**Problem requirements:**
Print each entry word for word.

----- Record extracts

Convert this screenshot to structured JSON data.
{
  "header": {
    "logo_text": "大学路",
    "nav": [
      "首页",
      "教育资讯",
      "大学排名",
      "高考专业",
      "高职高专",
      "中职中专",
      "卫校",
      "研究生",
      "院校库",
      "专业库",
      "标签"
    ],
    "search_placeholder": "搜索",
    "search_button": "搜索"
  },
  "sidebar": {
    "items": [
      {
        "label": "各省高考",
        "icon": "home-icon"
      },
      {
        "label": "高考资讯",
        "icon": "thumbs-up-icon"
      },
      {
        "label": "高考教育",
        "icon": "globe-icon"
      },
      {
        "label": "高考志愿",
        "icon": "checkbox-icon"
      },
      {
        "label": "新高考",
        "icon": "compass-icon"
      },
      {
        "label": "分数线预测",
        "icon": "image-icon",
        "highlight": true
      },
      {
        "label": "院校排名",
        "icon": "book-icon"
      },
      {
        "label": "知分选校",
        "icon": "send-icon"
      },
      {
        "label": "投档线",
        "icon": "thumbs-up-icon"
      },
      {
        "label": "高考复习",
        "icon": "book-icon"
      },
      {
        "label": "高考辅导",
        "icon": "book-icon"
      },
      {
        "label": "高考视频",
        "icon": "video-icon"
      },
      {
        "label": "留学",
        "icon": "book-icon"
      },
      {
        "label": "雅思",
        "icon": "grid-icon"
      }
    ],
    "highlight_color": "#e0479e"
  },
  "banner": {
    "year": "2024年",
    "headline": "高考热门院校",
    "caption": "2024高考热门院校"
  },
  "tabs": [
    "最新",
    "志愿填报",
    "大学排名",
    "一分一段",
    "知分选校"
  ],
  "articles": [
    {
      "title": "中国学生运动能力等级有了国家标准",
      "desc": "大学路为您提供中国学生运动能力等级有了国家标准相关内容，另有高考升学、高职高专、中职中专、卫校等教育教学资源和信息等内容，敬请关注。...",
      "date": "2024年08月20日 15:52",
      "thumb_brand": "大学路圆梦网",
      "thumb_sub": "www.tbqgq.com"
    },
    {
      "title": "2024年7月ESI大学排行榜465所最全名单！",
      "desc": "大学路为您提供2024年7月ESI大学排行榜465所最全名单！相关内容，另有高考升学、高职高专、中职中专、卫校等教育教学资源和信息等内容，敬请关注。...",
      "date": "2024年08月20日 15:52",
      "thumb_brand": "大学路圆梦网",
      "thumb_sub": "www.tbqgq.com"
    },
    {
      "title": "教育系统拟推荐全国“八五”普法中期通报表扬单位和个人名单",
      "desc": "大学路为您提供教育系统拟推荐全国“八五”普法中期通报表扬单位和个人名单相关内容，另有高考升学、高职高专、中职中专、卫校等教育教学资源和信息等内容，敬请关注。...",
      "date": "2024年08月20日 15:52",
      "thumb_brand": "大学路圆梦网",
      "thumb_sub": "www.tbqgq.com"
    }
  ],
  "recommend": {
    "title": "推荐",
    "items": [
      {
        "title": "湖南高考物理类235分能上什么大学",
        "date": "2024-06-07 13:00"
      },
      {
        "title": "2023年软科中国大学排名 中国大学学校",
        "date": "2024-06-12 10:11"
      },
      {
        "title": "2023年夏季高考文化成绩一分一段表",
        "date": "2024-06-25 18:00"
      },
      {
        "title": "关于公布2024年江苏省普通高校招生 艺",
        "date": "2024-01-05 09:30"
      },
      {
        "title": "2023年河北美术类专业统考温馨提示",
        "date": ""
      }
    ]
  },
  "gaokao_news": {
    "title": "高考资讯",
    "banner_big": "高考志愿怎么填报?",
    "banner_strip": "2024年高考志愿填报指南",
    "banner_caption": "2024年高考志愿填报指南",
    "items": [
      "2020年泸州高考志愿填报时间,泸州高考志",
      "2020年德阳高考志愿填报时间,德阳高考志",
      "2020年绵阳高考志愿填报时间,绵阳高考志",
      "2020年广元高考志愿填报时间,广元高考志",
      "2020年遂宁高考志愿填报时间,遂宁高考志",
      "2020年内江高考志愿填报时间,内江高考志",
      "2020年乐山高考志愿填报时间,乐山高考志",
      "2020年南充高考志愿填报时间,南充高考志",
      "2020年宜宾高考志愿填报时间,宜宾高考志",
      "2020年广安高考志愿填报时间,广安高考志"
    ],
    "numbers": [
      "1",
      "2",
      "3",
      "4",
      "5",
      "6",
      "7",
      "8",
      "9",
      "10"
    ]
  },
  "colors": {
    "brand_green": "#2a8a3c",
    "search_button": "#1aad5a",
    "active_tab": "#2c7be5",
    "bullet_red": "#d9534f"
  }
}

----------

**Result of this exercise:**
Convert this screenshot to structured JSON data.
{
  "header": {
    "logo_text": "大学路",
    "nav": [
      "首页",
      "教育资讯",
      "大学排名",
      "高考专业",
      "高职高专",
      "中职中专",
      "卫校",
      "研究生",
      "院校库",
      "专业库",
      "标签"
    ],
    "search_placeholder": "搜索",
    "search_button": "搜索"
  },
  "sidebar": {
    "items": [
      {
        "label": "各省高考",
        "icon": "home-icon"
      },
      {
        "label": "高考资讯",
        "icon": "thumbs-up-icon"
      },
      {
        "label": "高考教育",
        "icon": "globe-icon"
      },
      {
        "label": "高考志愿",
        "icon": "checkbox-icon"
      },
      {
        "label": "新高考",
        "icon": "compass-icon"
      },
      {
        "label": "分数线预测",
        "icon": "image-icon",
        "highlight": true
      },
      {
        "label": "院校排名",
        "icon": "book-icon"
      },
      {
        "label": "知分选校",
        "icon": "send-icon"
      },
      {
        "label": "投档线",
        "icon": "thumbs-up-icon"
      },
      {
        "label": "高考复习",
        "icon": "book-icon"
      },
      {
        "label": "高考辅导",
        "icon": "book-icon"
      },
      {
        "label": "高考视频",
        "icon": "video-icon"
      },
      {
        "label": "留学",
        "icon": "book-icon"
      },
      {
        "label": "雅思",
        "icon": "grid-icon"
      }
    ],
    "highlight_color": "#e0479e"
  },
  "banner": {
    "year": "2024年",
    "headline": "高考热门院校",
    "caption": "2024高考热门院校"
  },
  "tabs": [
    "最新",
    "志愿填报",
    "大学排名",
    "一分一段",
    "知分选校"
  ],
  "articles": [
    {
      "title": "中国学生运动能力等级有了国家标准",
      "desc": "大学路为您提供中国学生运动能力等级有了国家标准相关内容，另有高考升学、高职高专、中职中专、卫校等教育教学资源和信息等内容，敬请关注。...",
      "date": "2024年08月20日 15:52",
      "thumb_brand": "大学路圆梦网",
      "thumb_sub": "www.tbqgq.com"
    },
    {
      "title": "2024年7月ESI大学排行榜465所最全名单！",
      "desc": "大学路为您提供2024年7月ESI大学排行榜465所最全名单！相关内容，另有高考升学、高职高专、中职中专、卫校等教育教学资源和信息等内容，敬请关注。...",
      "date": "2024年08月20日 15:52",
      "thumb_brand": "大学路圆梦网",
      "thumb_sub": "www.tbqgq.com"
    },
    {
      "title": "教育系统拟推荐全国“八五”普法中期通报表扬单位和个人名单",
      "desc": "大学路为您提供教育系统拟推荐全国“八五”普法中期通报表扬单位和个人名单相关内容，另有高考升学、高职高专、中职中专、卫校等教育教学资源和信息等内容，敬请关注。...",
      "date": "2024年08月20日 15:52",
      "thumb_brand": "大学路圆梦网",
      "thumb_sub": "www.tbqgq.com"
    }
  ],
  "recommend": {
    "title": "推荐",
    "items": [
      {
        "title": "湖南高考物理类235分能上什么大学",
        "date": "2024-06-07 13:00"
      },
      {
        "title": "2023年软科中国大学排名 中国大学学校",
        "date": "2024-06-12 10:11"
      },
      {
        "title": "2023年夏季高考文化成绩一分一段表",
        "date": "2024-06-25 18:00"
      },
      {
        "title": "关于公布2024年江苏省普通高校招生 艺",
        "date": "2024-01-05 09:30"
      },
      {
        "title": "2023年河北美术类专业统考温馨提示",
        "date": ""
      }
    ]
  },
  "gaokao_news": {
    "title": "高考资讯",
    "banner_big": "高考志愿怎么填报?",
    "banner_strip": "2024年高考志愿填报指南",
    "banner_caption": "2024年高考志愿填报指南",
    "items": [
      "2020年泸州高考志愿填报时间,泸州高考志",
      "2020年德阳高考志愿填报时间,德阳高考志",
      "2020年绵阳高考志愿填报时间,绵阳高考志",
      "2020年广元高考志愿填报时间,广元高考志",
      "2020年遂宁高考志愿填报时间,遂宁高考志",
      "2020年内江高考志愿填报时间,内江高考志",
      "2020年乐山高考志愿填报时间,乐山高考志",
      "2020年南充高考志愿填报时间,南充高考志",
      "2020年宜宾高考志愿填报时间,宜宾高考志",
      "2020年广安高考志愿填报时间,广安高考志"
    ],
    "numbers": [
      "1",
      "2",
      "3",
      "4",
      "5",
      "6",
      "7",
      "8",
      "9",
      "10"
    ]
  },
  "colors": {
    "brand_green": "#2a8a3c",
    "search_button": "#1aad5a",
    "active_tab": "#2c7be5",
    "bullet_red": "#d9534f"
  }
}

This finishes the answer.